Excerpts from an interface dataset
--------------------------------------------------

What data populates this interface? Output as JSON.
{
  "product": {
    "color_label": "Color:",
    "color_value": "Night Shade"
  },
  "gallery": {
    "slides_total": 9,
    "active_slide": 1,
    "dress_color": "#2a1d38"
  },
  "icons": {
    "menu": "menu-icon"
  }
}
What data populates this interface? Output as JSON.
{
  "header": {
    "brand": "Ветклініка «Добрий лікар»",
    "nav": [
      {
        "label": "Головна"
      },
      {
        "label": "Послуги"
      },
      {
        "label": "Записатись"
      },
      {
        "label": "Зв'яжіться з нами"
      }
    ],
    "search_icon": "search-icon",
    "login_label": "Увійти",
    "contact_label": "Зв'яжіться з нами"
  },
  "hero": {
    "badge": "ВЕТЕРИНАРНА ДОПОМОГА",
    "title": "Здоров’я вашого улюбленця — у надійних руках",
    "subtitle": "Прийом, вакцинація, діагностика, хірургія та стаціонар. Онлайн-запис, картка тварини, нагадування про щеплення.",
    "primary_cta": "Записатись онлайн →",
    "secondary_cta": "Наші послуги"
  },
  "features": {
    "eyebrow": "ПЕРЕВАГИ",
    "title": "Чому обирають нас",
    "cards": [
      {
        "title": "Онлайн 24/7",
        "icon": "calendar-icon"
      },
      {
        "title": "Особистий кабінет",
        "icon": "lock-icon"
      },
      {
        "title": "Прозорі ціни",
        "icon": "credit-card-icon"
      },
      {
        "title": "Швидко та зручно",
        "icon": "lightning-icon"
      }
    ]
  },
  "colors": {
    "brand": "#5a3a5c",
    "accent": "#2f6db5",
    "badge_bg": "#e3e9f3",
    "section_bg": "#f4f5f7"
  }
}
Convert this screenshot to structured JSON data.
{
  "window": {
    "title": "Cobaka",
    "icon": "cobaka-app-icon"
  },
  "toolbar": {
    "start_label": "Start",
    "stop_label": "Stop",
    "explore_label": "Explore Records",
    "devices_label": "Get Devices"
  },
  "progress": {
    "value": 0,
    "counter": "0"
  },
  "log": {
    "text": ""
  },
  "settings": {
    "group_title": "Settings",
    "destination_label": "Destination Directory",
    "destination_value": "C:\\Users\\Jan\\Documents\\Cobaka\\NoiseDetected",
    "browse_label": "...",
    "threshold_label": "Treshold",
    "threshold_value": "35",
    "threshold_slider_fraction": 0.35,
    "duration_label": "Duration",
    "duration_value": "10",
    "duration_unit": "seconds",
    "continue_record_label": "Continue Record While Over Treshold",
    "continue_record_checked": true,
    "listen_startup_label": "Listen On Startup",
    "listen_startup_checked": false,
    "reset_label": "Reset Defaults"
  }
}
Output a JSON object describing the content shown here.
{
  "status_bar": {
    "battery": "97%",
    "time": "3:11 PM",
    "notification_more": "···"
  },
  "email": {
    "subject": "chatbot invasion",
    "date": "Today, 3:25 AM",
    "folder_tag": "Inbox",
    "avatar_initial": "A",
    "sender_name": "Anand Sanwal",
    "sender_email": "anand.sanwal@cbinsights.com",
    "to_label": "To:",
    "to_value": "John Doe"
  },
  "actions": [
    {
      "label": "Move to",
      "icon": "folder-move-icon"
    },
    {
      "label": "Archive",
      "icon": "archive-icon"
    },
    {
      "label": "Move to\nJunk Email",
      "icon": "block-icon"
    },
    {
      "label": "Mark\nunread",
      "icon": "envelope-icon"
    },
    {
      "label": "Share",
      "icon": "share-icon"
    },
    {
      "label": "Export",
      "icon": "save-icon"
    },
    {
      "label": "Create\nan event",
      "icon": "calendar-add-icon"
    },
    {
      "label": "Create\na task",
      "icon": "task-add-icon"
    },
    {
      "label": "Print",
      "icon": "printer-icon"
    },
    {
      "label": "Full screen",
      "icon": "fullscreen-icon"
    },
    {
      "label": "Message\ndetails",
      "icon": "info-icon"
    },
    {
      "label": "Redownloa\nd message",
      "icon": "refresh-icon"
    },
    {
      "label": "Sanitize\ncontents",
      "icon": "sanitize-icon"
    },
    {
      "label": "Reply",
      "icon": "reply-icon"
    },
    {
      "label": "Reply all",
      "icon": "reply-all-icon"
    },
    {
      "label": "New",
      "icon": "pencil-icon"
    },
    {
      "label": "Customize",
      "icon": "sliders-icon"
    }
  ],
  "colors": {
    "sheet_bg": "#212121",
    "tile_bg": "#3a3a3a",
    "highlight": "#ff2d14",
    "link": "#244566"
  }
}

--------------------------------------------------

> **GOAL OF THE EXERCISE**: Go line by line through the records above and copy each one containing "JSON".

> **EXERCISE OUTPUT**:
What data populates this interface? Output as JSON.
What data populates this interface? Output as JSON.
Convert this screenshot to structured JSON data.
Output a JSON object describing the content shown here.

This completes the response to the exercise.